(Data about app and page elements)
____________________

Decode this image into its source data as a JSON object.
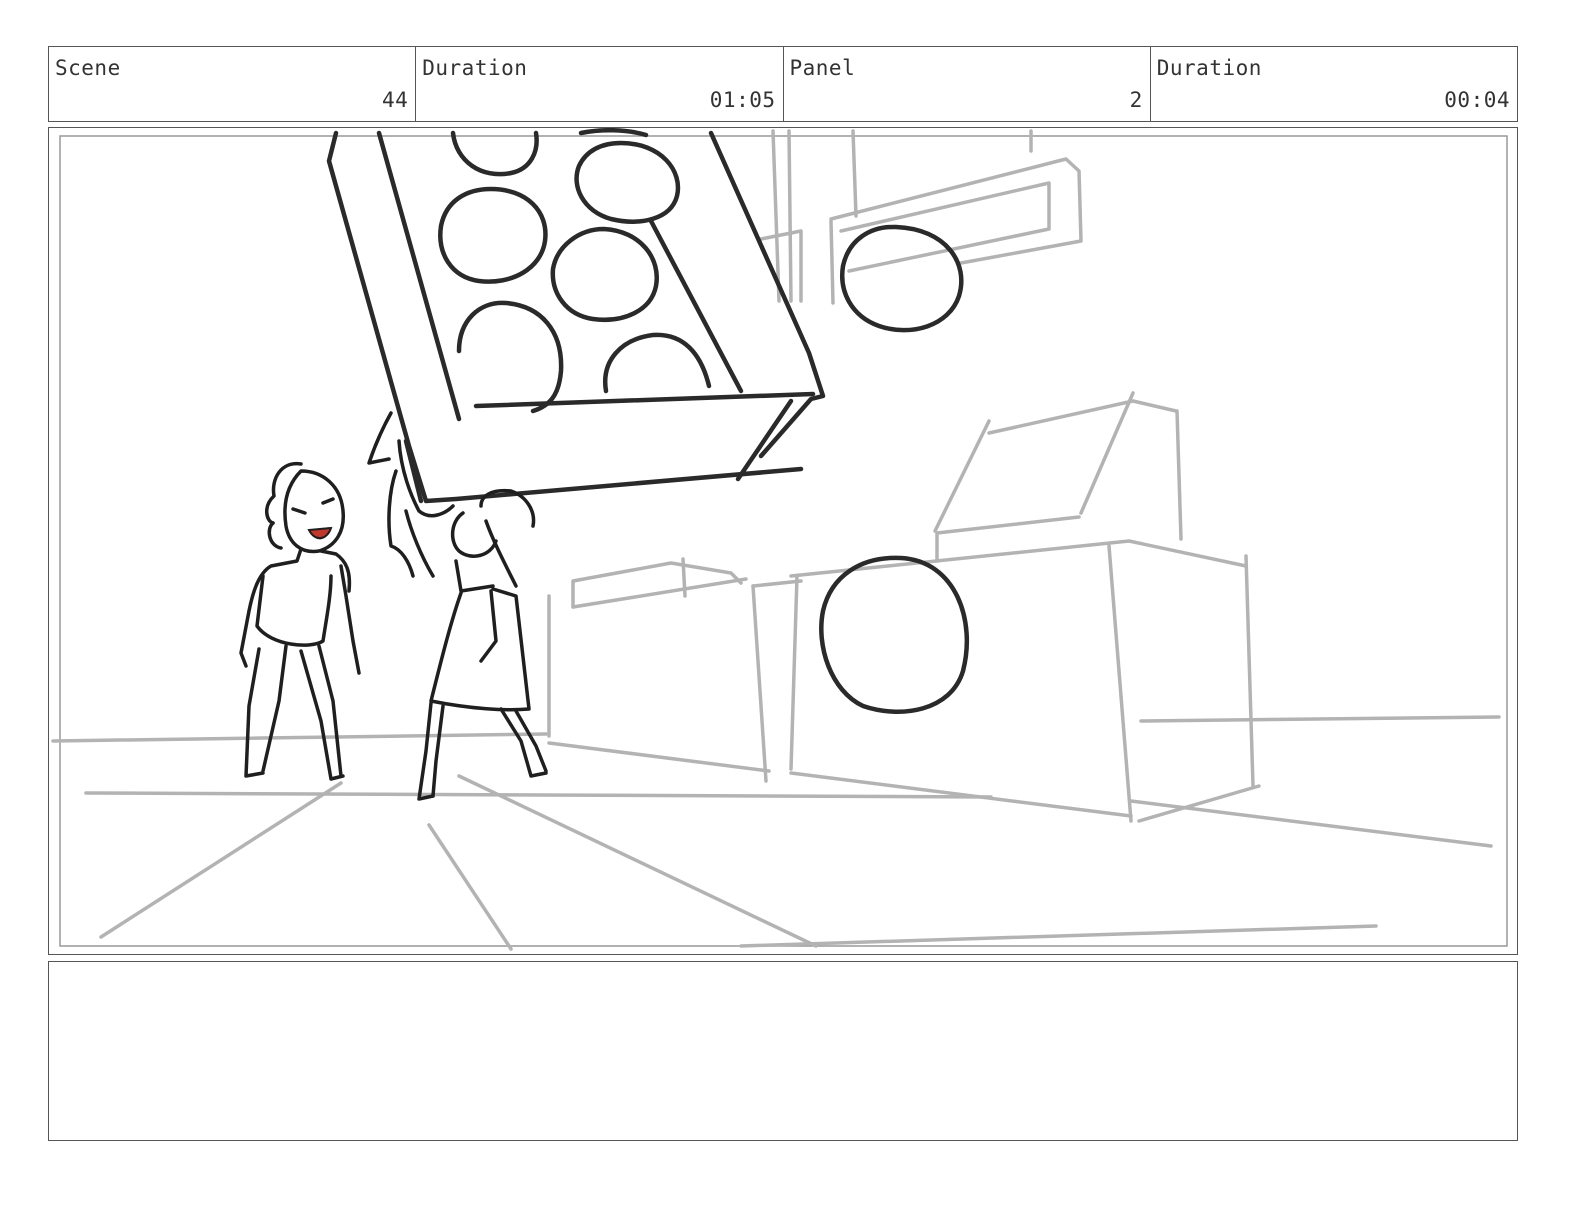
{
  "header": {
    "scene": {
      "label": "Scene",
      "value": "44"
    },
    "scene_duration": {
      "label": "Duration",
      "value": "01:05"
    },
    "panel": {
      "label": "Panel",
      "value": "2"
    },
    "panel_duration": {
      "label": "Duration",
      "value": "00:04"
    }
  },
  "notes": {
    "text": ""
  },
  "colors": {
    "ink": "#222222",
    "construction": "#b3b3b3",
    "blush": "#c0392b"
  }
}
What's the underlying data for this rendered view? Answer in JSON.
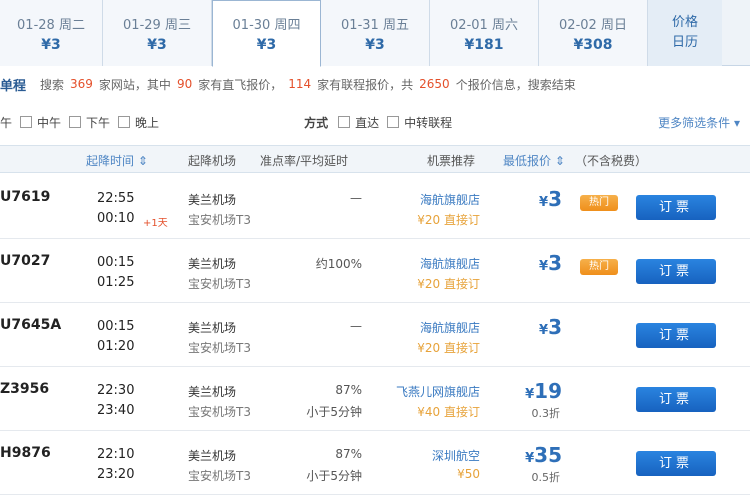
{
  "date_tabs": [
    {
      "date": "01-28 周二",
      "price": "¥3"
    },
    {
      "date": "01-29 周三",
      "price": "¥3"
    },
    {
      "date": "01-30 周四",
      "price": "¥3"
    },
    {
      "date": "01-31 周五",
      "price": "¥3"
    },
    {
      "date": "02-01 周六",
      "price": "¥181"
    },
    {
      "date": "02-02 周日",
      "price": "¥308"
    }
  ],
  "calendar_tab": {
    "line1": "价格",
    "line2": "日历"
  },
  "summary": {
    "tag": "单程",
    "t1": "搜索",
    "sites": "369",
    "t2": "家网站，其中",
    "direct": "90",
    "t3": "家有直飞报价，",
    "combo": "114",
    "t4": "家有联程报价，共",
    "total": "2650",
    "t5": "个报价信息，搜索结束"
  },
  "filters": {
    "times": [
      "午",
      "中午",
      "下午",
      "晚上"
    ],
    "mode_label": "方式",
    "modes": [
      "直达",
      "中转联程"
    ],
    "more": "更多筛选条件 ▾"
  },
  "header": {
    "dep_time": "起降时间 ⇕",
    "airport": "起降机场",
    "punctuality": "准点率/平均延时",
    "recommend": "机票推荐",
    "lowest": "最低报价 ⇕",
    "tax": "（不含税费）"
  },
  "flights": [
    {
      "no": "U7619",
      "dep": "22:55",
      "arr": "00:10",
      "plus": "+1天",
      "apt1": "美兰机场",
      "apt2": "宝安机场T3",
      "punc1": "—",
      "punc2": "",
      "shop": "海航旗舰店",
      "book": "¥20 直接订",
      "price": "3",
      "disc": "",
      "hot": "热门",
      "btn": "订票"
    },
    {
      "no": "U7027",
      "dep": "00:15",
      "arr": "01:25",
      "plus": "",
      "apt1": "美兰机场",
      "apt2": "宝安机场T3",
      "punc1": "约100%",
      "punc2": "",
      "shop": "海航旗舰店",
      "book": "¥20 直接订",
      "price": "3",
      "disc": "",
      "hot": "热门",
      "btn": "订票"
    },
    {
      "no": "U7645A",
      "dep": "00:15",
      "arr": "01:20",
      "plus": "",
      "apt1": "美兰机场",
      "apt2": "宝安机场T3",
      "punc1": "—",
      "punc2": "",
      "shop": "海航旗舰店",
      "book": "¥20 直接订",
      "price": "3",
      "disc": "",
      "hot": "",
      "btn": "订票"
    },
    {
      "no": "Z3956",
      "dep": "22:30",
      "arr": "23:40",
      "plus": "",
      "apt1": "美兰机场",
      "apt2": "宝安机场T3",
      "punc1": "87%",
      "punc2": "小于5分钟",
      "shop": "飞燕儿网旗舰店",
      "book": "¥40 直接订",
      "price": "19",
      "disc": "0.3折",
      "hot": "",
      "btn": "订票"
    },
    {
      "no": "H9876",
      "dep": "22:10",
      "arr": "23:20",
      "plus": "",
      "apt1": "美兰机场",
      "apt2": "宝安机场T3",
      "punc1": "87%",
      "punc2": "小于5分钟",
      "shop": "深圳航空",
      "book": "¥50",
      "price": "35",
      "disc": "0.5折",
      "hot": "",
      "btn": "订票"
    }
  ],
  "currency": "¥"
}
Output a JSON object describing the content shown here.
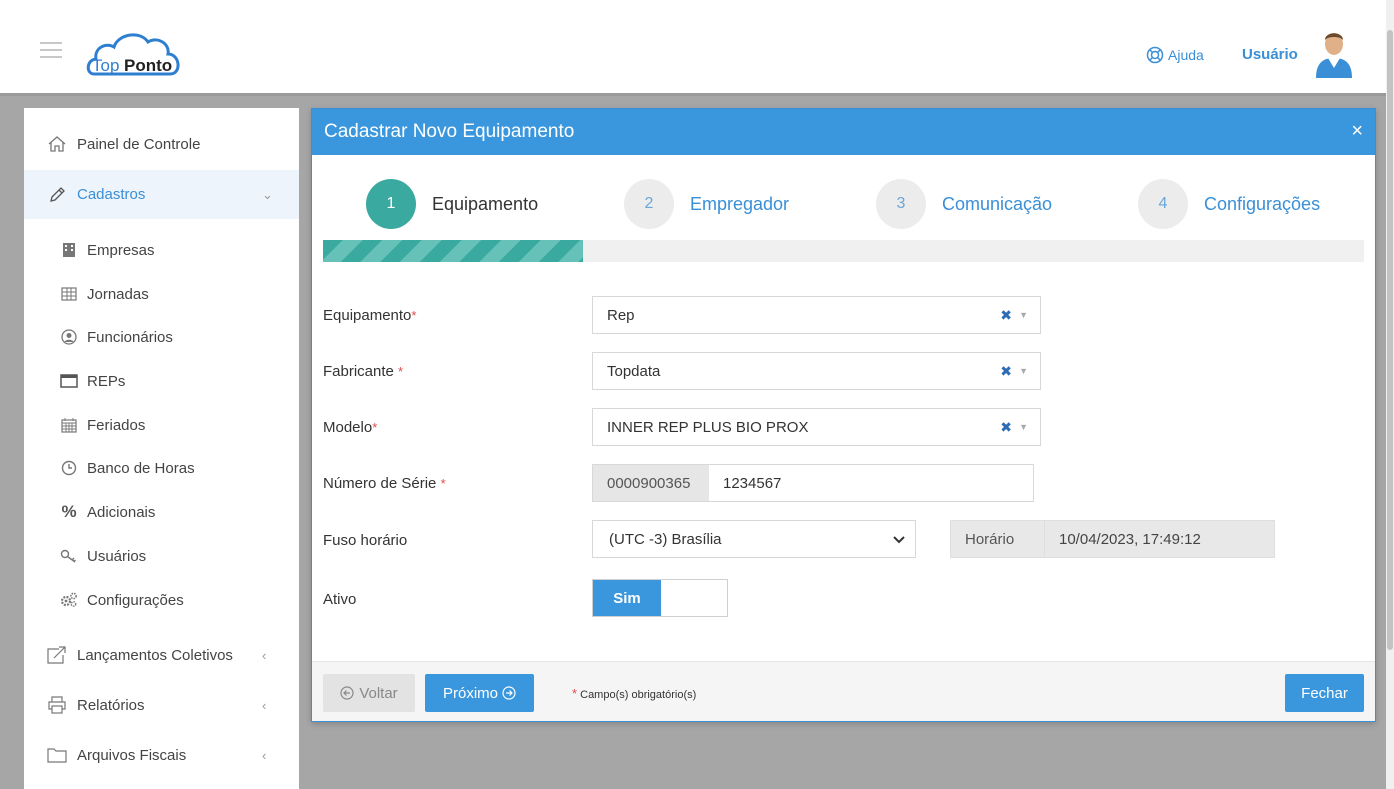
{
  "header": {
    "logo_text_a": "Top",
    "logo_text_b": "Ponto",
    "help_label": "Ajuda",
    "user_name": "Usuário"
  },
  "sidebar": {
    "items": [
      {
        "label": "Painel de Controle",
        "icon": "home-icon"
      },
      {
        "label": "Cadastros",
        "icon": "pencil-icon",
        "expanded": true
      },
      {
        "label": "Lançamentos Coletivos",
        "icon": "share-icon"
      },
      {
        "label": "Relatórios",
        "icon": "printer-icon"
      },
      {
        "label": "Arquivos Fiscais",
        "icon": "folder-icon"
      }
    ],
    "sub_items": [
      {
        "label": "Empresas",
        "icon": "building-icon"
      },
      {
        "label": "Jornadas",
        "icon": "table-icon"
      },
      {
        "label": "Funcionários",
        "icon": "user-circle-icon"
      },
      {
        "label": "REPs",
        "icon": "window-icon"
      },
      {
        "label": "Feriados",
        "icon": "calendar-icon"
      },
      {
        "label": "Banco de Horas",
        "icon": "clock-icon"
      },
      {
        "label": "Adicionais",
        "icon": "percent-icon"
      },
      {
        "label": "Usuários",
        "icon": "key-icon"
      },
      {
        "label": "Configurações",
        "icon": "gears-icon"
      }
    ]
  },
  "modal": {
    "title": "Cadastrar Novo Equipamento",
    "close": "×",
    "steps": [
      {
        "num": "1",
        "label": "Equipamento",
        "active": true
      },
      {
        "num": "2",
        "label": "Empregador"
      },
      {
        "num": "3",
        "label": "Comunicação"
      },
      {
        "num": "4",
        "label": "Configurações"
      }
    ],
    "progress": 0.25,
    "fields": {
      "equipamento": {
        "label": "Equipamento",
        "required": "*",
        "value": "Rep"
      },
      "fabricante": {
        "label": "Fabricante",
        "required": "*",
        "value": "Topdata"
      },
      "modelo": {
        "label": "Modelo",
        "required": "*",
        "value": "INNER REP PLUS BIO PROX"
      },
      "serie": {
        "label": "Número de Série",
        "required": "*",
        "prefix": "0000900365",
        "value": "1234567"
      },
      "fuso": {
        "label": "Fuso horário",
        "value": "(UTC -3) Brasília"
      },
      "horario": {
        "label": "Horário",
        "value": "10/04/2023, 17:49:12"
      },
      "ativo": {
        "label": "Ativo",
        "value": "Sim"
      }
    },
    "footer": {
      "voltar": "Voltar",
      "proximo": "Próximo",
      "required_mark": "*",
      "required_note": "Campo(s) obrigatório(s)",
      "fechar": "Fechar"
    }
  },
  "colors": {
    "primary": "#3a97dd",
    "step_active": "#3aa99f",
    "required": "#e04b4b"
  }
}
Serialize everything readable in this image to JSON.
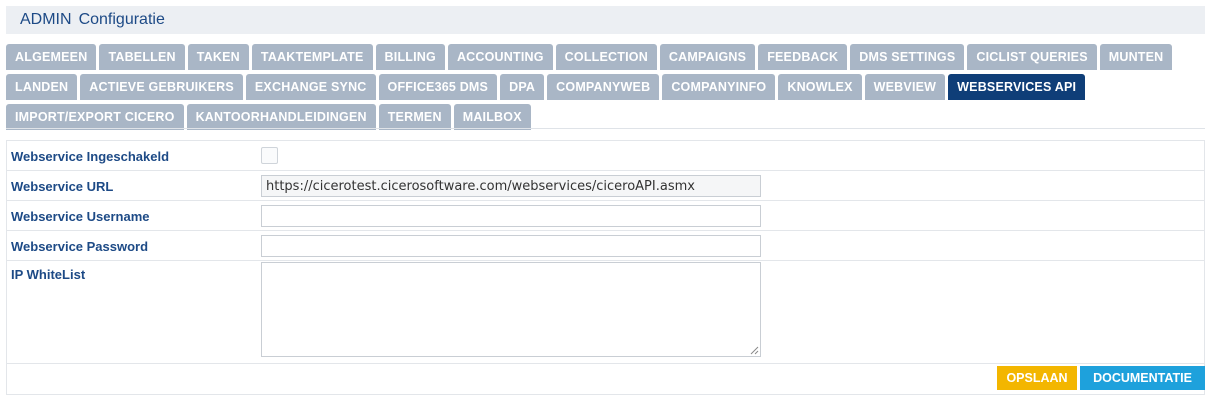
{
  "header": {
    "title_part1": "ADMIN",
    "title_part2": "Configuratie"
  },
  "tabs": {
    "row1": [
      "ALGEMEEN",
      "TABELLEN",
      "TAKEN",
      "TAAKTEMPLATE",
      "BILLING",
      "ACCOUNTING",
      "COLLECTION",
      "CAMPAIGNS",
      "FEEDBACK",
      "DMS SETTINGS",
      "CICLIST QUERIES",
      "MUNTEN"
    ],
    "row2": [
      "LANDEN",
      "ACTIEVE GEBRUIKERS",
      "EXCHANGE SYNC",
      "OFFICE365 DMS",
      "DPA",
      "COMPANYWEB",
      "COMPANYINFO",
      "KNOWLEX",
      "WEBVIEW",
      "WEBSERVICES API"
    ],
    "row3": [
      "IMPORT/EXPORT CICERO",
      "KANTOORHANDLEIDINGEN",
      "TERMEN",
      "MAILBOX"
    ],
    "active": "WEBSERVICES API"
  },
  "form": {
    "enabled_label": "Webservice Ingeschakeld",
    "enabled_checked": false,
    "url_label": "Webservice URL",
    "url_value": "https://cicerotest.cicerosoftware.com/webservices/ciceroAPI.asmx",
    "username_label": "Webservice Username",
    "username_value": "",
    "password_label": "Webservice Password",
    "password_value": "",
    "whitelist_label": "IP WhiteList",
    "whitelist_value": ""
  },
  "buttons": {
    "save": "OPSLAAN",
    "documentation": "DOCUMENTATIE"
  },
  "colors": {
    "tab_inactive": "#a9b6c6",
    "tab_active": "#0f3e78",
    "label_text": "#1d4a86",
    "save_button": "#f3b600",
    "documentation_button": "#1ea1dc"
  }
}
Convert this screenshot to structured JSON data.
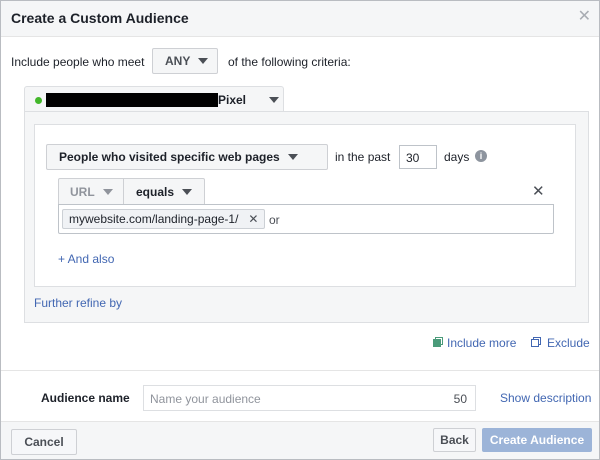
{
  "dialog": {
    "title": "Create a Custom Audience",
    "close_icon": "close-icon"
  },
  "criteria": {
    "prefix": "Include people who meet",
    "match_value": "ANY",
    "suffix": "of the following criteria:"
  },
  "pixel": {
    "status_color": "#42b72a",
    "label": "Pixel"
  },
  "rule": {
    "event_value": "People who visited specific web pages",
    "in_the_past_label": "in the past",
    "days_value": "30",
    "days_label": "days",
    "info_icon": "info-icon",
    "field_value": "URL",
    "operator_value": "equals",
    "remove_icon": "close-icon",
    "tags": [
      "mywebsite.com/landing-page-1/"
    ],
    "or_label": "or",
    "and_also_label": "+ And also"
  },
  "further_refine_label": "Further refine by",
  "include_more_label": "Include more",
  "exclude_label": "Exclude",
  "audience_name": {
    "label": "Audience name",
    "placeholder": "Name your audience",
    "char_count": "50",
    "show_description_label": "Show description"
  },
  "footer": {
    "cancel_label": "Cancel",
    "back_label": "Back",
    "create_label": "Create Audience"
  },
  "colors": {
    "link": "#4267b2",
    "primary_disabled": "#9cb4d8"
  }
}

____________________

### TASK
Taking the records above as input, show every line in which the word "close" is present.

### TASK RESULT
    "close": "×",
    "close_icon": "close-icon"
    "remove_icon": "close-icon",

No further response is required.